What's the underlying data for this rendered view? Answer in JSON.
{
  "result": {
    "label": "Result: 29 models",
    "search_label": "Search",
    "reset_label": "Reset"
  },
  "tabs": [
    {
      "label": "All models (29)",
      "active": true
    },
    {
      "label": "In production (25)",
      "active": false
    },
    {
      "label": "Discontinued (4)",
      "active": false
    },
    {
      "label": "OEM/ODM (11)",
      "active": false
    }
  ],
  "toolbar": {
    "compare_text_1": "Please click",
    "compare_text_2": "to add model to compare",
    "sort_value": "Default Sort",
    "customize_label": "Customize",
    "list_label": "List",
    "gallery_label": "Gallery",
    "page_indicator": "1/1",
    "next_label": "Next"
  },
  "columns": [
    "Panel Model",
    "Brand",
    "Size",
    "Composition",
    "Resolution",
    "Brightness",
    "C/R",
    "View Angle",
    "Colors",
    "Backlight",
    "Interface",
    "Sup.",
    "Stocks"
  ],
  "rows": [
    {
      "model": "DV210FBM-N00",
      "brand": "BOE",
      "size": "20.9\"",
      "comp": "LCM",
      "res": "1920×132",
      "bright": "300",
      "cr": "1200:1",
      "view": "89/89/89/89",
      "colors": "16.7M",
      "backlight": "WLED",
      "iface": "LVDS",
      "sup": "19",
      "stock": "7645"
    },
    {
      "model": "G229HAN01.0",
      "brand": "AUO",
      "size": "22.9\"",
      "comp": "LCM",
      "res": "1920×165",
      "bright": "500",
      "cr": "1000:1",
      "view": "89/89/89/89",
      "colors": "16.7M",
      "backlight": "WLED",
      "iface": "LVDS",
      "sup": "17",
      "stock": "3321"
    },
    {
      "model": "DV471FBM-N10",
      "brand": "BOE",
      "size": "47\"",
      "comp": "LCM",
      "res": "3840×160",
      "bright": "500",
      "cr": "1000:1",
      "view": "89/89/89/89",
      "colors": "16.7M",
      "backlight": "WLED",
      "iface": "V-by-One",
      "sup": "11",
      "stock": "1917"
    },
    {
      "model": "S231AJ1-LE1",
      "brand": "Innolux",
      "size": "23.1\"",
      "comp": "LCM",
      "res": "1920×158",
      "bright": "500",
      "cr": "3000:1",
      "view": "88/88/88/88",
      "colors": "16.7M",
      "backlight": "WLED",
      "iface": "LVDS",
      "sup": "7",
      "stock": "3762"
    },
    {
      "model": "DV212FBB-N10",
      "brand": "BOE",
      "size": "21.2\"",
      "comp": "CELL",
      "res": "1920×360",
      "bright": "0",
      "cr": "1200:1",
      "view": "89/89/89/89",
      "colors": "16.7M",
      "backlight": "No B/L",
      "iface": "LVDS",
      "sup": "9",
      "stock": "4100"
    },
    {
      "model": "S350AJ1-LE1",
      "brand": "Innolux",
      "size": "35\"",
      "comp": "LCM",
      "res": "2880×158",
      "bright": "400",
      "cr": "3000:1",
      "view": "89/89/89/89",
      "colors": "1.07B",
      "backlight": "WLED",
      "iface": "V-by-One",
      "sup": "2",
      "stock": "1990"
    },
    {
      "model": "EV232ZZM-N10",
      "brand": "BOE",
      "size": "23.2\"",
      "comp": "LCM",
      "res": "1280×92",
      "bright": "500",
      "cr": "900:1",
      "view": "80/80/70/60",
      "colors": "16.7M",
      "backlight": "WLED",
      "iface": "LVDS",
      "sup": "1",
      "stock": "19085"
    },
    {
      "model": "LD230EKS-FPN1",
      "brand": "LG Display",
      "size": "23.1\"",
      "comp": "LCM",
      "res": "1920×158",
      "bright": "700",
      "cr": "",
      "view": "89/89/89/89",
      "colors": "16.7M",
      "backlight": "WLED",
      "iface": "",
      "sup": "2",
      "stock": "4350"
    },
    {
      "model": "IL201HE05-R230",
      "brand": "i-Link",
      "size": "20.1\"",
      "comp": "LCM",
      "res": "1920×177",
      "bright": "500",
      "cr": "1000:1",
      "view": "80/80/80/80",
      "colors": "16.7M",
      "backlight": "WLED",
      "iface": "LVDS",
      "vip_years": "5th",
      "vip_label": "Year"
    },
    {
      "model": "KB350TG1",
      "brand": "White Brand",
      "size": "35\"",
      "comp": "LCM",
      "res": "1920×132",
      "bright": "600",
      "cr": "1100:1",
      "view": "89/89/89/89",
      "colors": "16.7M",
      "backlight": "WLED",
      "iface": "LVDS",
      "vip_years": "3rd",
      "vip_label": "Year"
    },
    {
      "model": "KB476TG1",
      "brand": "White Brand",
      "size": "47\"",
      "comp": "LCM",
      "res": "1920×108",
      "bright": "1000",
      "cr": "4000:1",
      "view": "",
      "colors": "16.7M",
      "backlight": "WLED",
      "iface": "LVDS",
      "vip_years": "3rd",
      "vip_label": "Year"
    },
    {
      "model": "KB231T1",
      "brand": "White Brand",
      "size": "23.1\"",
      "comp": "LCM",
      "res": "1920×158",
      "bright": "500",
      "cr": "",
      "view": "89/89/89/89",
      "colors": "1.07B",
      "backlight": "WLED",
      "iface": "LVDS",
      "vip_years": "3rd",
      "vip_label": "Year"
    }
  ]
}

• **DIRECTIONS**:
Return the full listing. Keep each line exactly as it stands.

• **TASK SOLUTION**:
What's the underlying data for this rendered view? Answer in JSON.
{
  "result": {
    "label": "Result: 29 models",
    "search_label": "Search",
    "reset_label": "Reset"
  },
  "tabs": [
    {
      "label": "All models (29)",
      "active": true
    },
    {
      "label": "In production (25)",
      "active": false
    },
    {
      "label": "Discontinued (4)",
      "active": false
    },
    {
      "label": "OEM/ODM (11)",
      "active": false
    }
  ],
  "toolbar": {
    "compare_text_1": "Please click",
    "compare_text_2": "to add model to compare",
    "sort_value": "Default Sort",
    "customize_label": "Customize",
    "list_label": "List",
    "gallery_label": "Gallery",
    "page_indicator": "1/1",
    "next_label": "Next"
  },
  "columns": [
    "Panel Model",
    "Brand",
    "Size",
    "Composition",
    "Resolution",
    "Brightness",
    "C/R",
    "View Angle",
    "Colors",
    "Backlight",
    "Interface",
    "Sup.",
    "Stocks"
  ],
  "rows": [
    {
      "model": "DV210FBM-N00",
      "brand": "BOE",
      "size": "20.9\"",
      "comp": "LCM",
      "res": "1920×132",
      "bright": "300",
      "cr": "1200:1",
      "view": "89/89/89/89",
      "colors": "16.7M",
      "backlight": "WLED",
      "iface": "LVDS",
      "sup": "19",
      "stock": "7645"
    },
    {
      "model": "G229HAN01.0",
      "brand": "AUO",
      "size": "22.9\"",
      "comp": "LCM",
      "res": "1920×165",
      "bright": "500",
      "cr": "1000:1",
      "view": "89/89/89/89",
      "colors": "16.7M",
      "backlight": "WLED",
      "iface": "LVDS",
      "sup": "17",
      "stock": "3321"
    },
    {
      "model": "DV471FBM-N10",
      "brand": "BOE",
      "size": "47\"",
      "comp": "LCM",
      "res": "3840×160",
      "bright": "500",
      "cr": "1000:1",
      "view": "89/89/89/89",
      "colors": "16.7M",
      "backlight": "WLED",
      "iface": "V-by-One",
      "sup": "11",
      "stock": "1917"
    },
    {
      "model": "S231AJ1-LE1",
      "brand": "Innolux",
      "size": "23.1\"",
      "comp": "LCM",
      "res": "1920×158",
      "bright": "500",
      "cr": "3000:1",
      "view": "88/88/88/88",
      "colors": "16.7M",
      "backlight": "WLED",
      "iface": "LVDS",
      "sup": "7",
      "stock": "3762"
    },
    {
      "model": "DV212FBB-N10",
      "brand": "BOE",
      "size": "21.2\"",
      "comp": "CELL",
      "res": "1920×360",
      "bright": "0",
      "cr": "1200:1",
      "view": "89/89/89/89",
      "colors": "16.7M",
      "backlight": "No B/L",
      "iface": "LVDS",
      "sup": "9",
      "stock": "4100"
    },
    {
      "model": "S350AJ1-LE1",
      "brand": "Innolux",
      "size": "35\"",
      "comp": "LCM",
      "res": "2880×158",
      "bright": "400",
      "cr": "3000:1",
      "view": "89/89/89/89",
      "colors": "1.07B",
      "backlight": "WLED",
      "iface": "V-by-One",
      "sup": "2",
      "stock": "1990"
    },
    {
      "model": "EV232ZZM-N10",
      "brand": "BOE",
      "size": "23.2\"",
      "comp": "LCM",
      "res": "1280×92",
      "bright": "500",
      "cr": "900:1",
      "view": "80/80/70/60",
      "colors": "16.7M",
      "backlight": "WLED",
      "iface": "LVDS",
      "sup": "1",
      "stock": "19085"
    },
    {
      "model": "LD230EKS-FPN1",
      "brand": "LG Display",
      "size": "23.1\"",
      "comp": "LCM",
      "res": "1920×158",
      "bright": "700",
      "cr": "",
      "view": "89/89/89/89",
      "colors": "16.7M",
      "backlight": "WLED",
      "iface": "",
      "sup": "2",
      "stock": "4350"
    },
    {
      "model": "IL201HE05-R230",
      "brand": "i-Link",
      "size": "20.1\"",
      "comp": "LCM",
      "res": "1920×177",
      "bright": "500",
      "cr": "1000:1",
      "view": "80/80/80/80",
      "colors": "16.7M",
      "backlight": "WLED",
      "iface": "LVDS",
      "vip_years": "5th",
      "vip_label": "Year"
    },
    {
      "model": "KB350TG1",
      "brand": "White Brand",
      "size": "35\"",
      "comp": "LCM",
      "res": "1920×132",
      "bright": "600",
      "cr": "1100:1",
      "view": "89/89/89/89",
      "colors": "16.7M",
      "backlight": "WLED",
      "iface": "LVDS",
      "vip_years": "3rd",
      "vip_label": "Year"
    },
    {
      "model": "KB476TG1",
      "brand": "White Brand",
      "size": "47\"",
      "comp": "LCM",
      "res": "1920×108",
      "bright": "1000",
      "cr": "4000:1",
      "view": "",
      "colors": "16.7M",
      "backlight": "WLED",
      "iface": "LVDS",
      "vip_years": "3rd",
      "vip_label": "Year"
    },
    {
      "model": "KB231T1",
      "brand": "White Brand",
      "size": "23.1\"",
      "comp": "LCM",
      "res": "1920×158",
      "bright": "500",
      "cr": "",
      "view": "89/89/89/89",
      "colors": "1.07B",
      "backlight": "WLED",
      "iface": "LVDS",
      "vip_years": "3rd",
      "vip_label": "Year"
    }
  ]
}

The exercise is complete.